» **INFORMATION GIVEN**
-*-*-
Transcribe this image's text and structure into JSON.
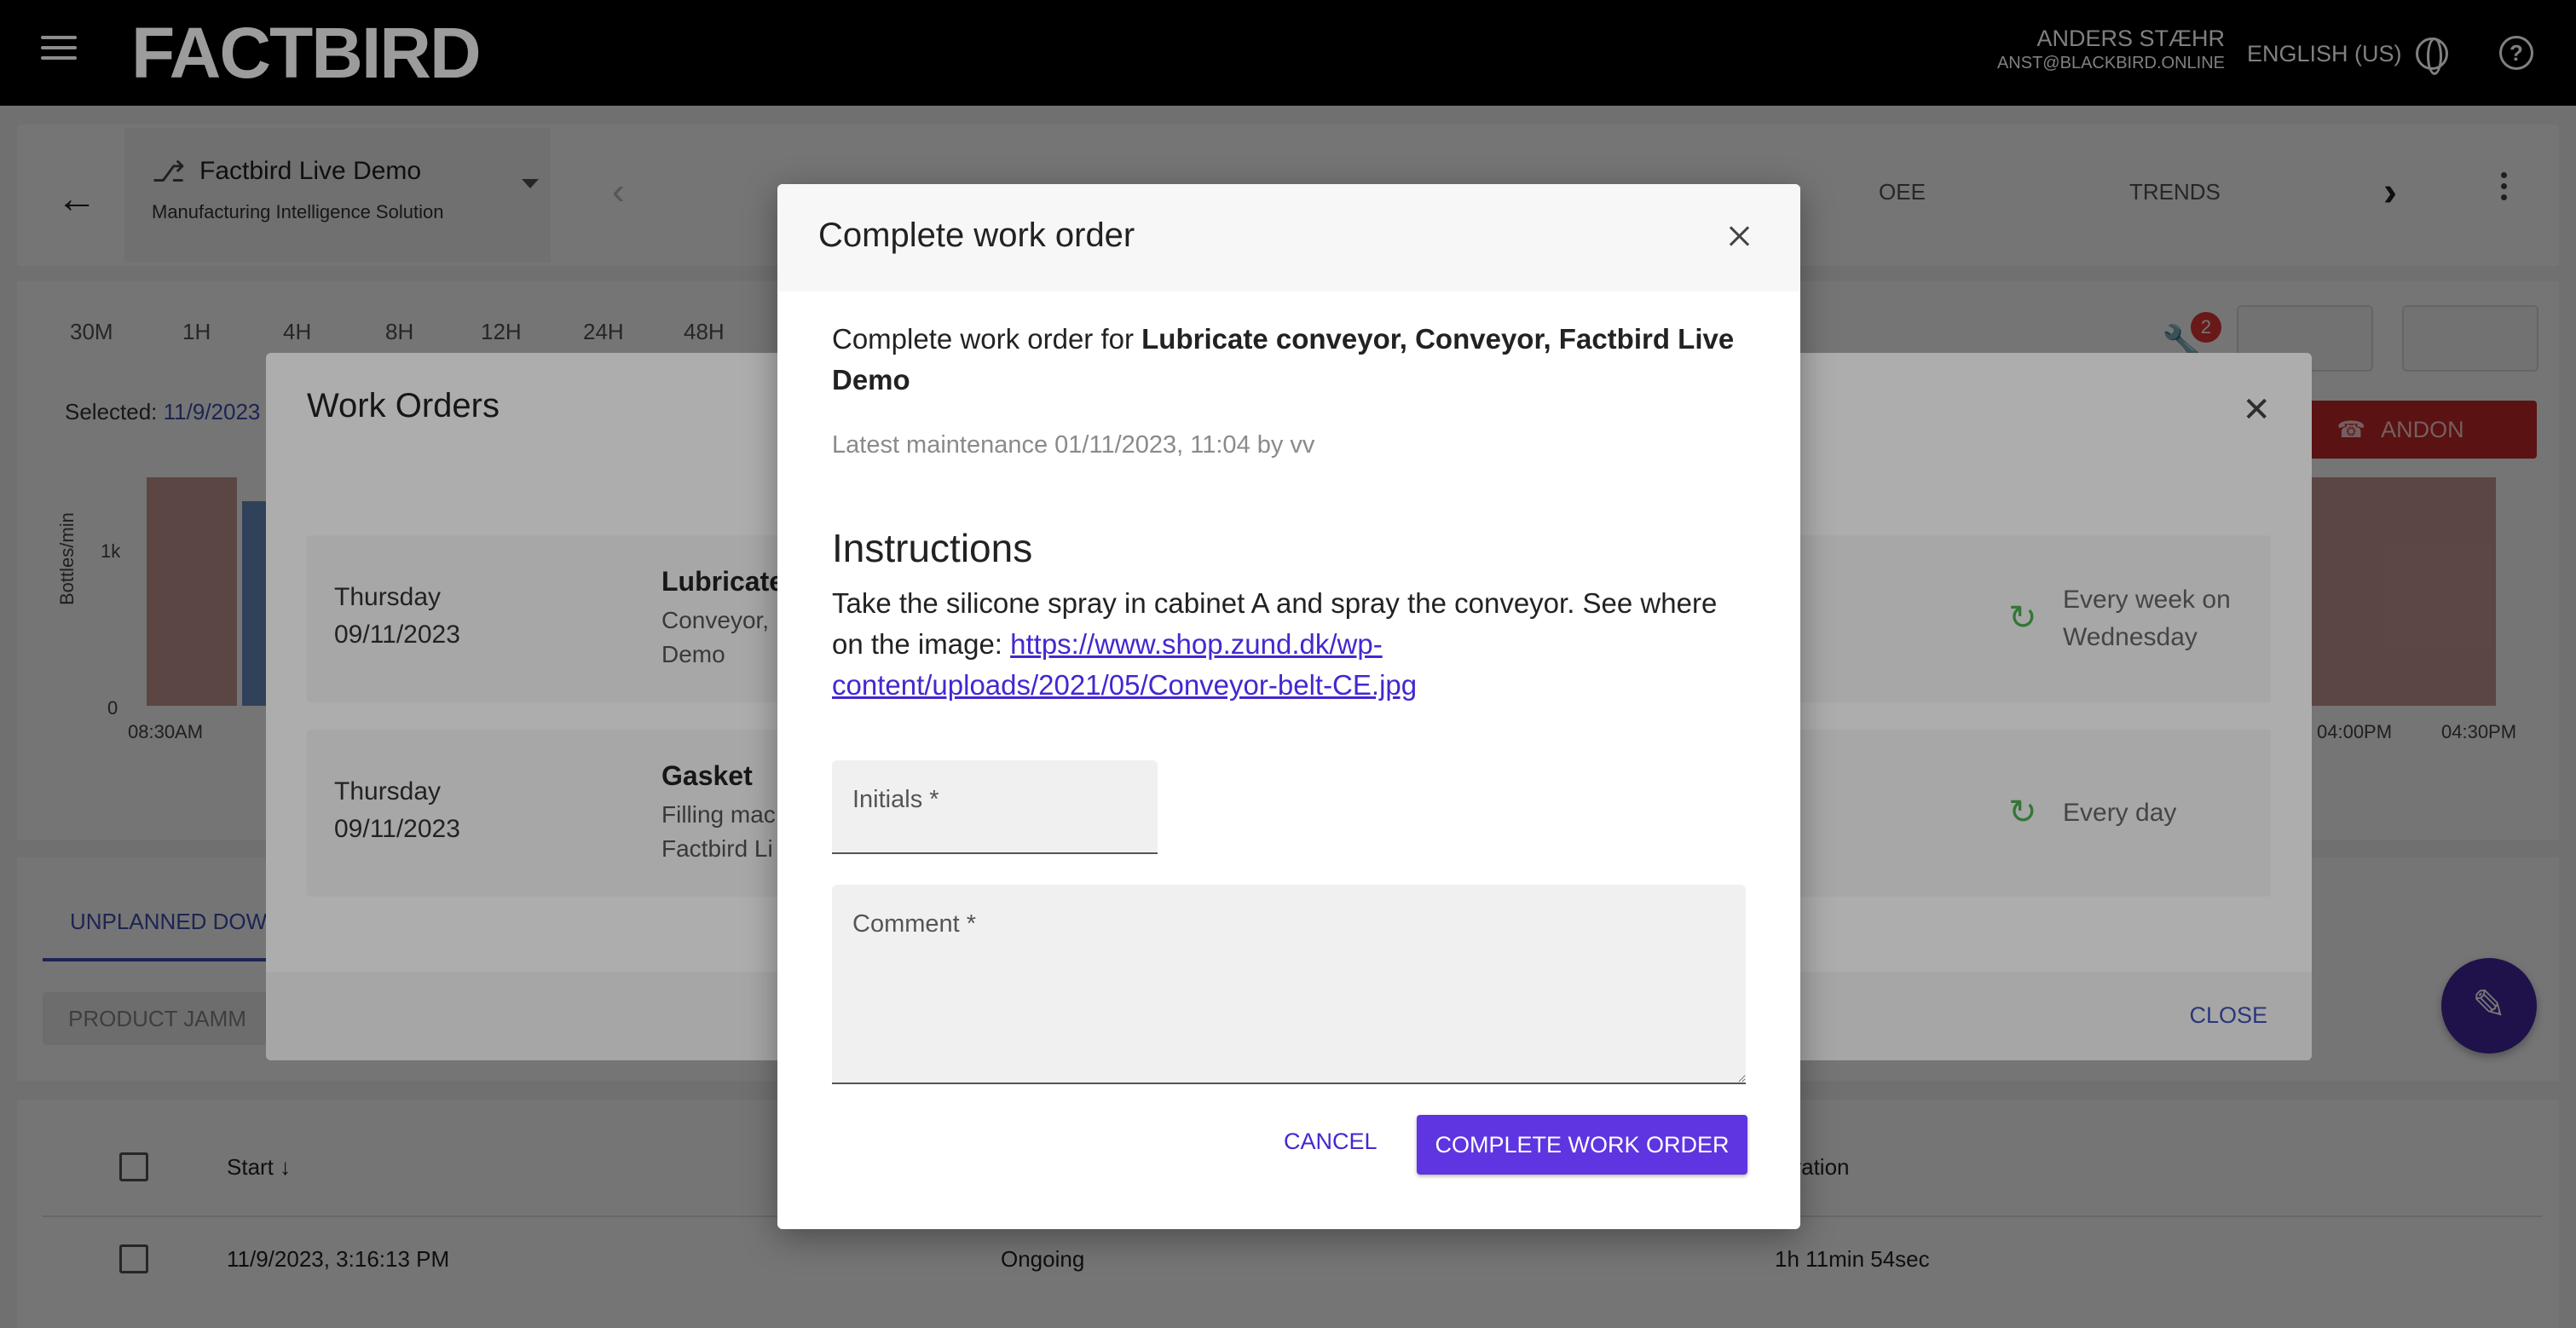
{
  "header": {
    "logo": "FACTBIRD",
    "user_name": "ANDERS STÆHR",
    "user_email": "ANST@BLACKBIRD.ONLINE",
    "language": "ENGLISH (US)"
  },
  "line": {
    "name": "Factbird Live Demo",
    "subtitle": "Manufacturing Intelligence Solution",
    "tabs": [
      "OEE",
      "TRENDS"
    ]
  },
  "chart": {
    "ranges": [
      "30M",
      "1H",
      "4H",
      "8H",
      "12H",
      "24H",
      "48H"
    ],
    "selected_label": "Selected:",
    "selected_value": "11/9/2023",
    "ylabel": "Bottles/min",
    "yticks": [
      "1k",
      "0"
    ],
    "xticks_left": [
      "08:30AM"
    ],
    "xticks_right": [
      "04:00PM",
      "04:30PM"
    ],
    "alert_count": "2",
    "andon_label": "ANDON"
  },
  "downtime": {
    "tab_label": "UNPLANNED DOWNTIME",
    "tab_visible": "UNPLANNED DOW",
    "chip_label": "PRODUCT JAMM",
    "columns": {
      "start": "Start",
      "duration": "Duration",
      "duration_visible": "uration"
    },
    "rows": [
      {
        "start": "11/9/2023, 3:16:13 PM",
        "status": "Ongoing",
        "duration": "1h 11min 54sec"
      }
    ]
  },
  "work_orders": {
    "title": "Work Orders",
    "close_label": "CLOSE",
    "items": [
      {
        "day": "Thursday",
        "date": "09/11/2023",
        "name": "Lubricate",
        "sub1": "Conveyor,",
        "sub2": "Demo",
        "frequency": "Every week on Wednesday",
        "freq1": "Every week on",
        "freq2": "Wednesday"
      },
      {
        "day": "Thursday",
        "date": "09/11/2023",
        "name": "Gasket",
        "sub1": "Filling mac",
        "sub2": "Factbird Li",
        "frequency": "Every day",
        "freq1": "Every day",
        "freq2": ""
      }
    ]
  },
  "complete_dialog": {
    "title": "Complete work order",
    "desc_prefix": "Complete work order for ",
    "desc_target": "Lubricate conveyor, Conveyor, Factbird Live Demo",
    "latest": "Latest maintenance 01/11/2023, 11:04 by vv",
    "instructions_heading": "Instructions",
    "instructions_text": "Take the silicone spray in cabinet A and spray the conveyor. See where on the image: ",
    "instructions_link": "https://www.shop.zund.dk/wp-content/uploads/2021/05/Conveyor-belt-CE.jpg",
    "initials_label": "Initials *",
    "comment_label": "Comment *",
    "cancel_label": "CANCEL",
    "submit_label": "COMPLETE WORK ORDER"
  }
}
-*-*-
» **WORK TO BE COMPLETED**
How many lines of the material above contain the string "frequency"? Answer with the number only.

» **RESPONSE**
2